DOVETAIL COVE works in a similar way. The characters flow in an out of the background of several books and the island setting is the same place, spanning a decade in the history of one place that has a succulent past and a lurid present. The difference between Martin’s mosaic and this one is that I’m writing all the pieces myself. Each DOVETAIL book stands on its own, with a distinct beginning, middle and end. But if you read more of them, the pieces of a much larger puzzle begin to fall into place. At present, ZED marks the fourth of ten books to be released. Others available now are BLED, SHED and DREAD. Look for new ones in 2015 and 2016.
Getting to Know the Author as a Person
What do you like to do when you are not writing?
I travel as much as I can and spend time with my crazy kiddos. Readers and friends from social media will likely remember all the posts about the nutty things my kids say. I won’t even mention my wife here. She has her own cult following among my Facebook and Twitter feeds.
I have built a lovely studio in my home and use it to write music, paint when I’m able and, yes, nap profusely when the spirit is not moving me otherwise.
What relaxes you when you need to unwind?
Creation of every sort is about the most relaxing thing I can imagine doing. I adore many forms of music and art and, when I’m in the middle of drafting a new book, it’s the greatest escape from life’s stresses. I peel back the page and transport to an entirely new place as I write. The process of uncovering a story is food for my soul.
What are your favorite foods?

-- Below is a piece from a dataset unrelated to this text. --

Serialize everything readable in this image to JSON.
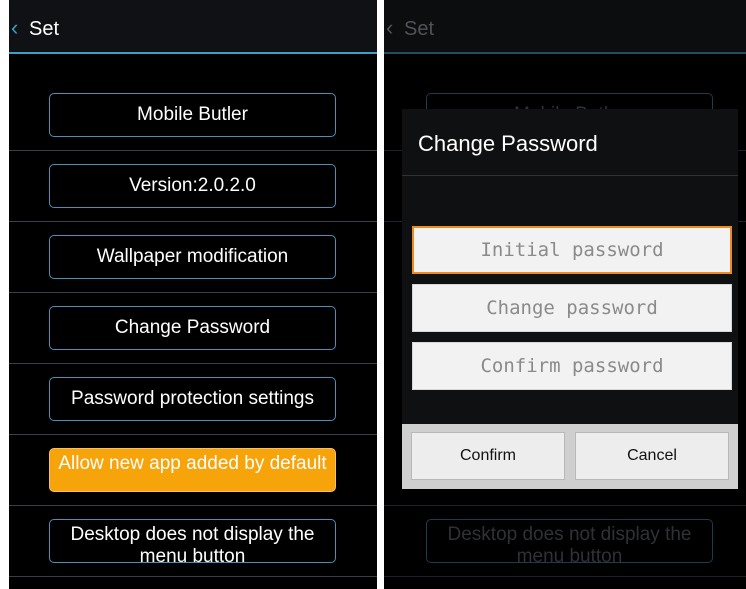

I have always loved to travel and try new experiences and dishes wherever I go. Lately, I’ve been on a jag for Eggs Benedict and have been trying that in as many countries and cities as I can. Now, of course, lots of places don’t have that so I’ve broadened it to ordering eggs prepared in whatever style is most prevalent in the place I’m visiting. It’s really interesting to discover the different cooking methods — not to mention the different kinds of birds’ and lizards’ eggs that have been brought to my table!

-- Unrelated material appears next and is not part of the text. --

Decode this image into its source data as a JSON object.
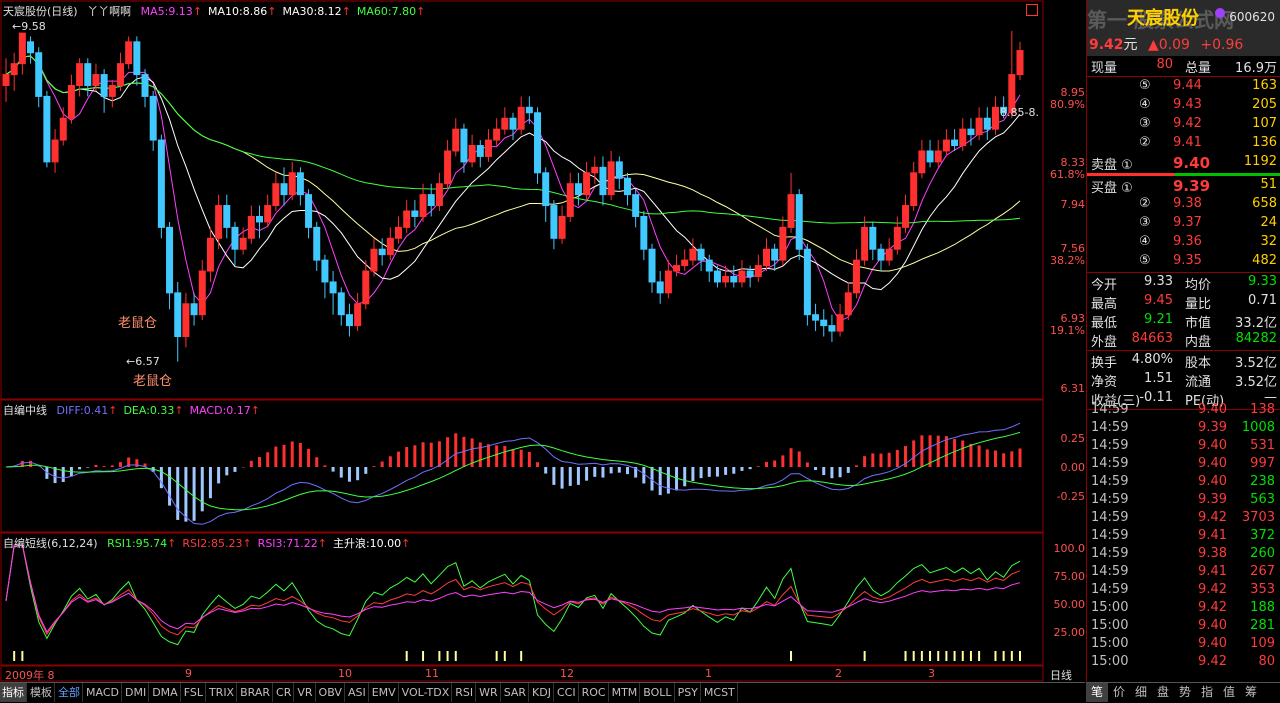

Have you ever had any paranormal experiences?
I’ve had what I call ‘inconclusive’ paranormal experiences. Things have happened that, even after intense scrutiny, a rational person might not be able to form a judgment as to whether it was explicable by science or by para-science. Rest assured, all strangeness in my world (paranormal or just odd and intriguing) eventually finds its way into a story or two. Writing, I’ve discovered, has really become my own form of torture, er, I mean self-therapy. I write to understand the events of the world, of people and of my own life.
Tell us anything you would like your readers to know about Jason McIntyre.
I once shared a bottle of expensive red wine with a homeless man. The throat infection I developed the following week nearly put me in the hospital and my health insurance had lapsed so I couldn’t get a scrip for antibiotics. I went through six tubes of topical Polysporin. Yep, I gargled the stuff five times a day until I could see straight again.
JASON MCINTYRE is the #1 Kindle Suspense author of THE NIGHT WALK MEN, bestsellers BLED and SHED, plus the multi-layered literary suspense, THALO BLUE. His first novel, ON THE GATHERING STORM, earned a spot in the Top 20 Debut Authors for the Goodreads Choice Awards.McIntyre’s debut novel, ON THE GATHERING STORM was VOTED as one of the TOP 20 DEBUT AUTHORS — Goodreads Choice Awards
Learn more and connect with the author at http://www.theFarthestReaches.com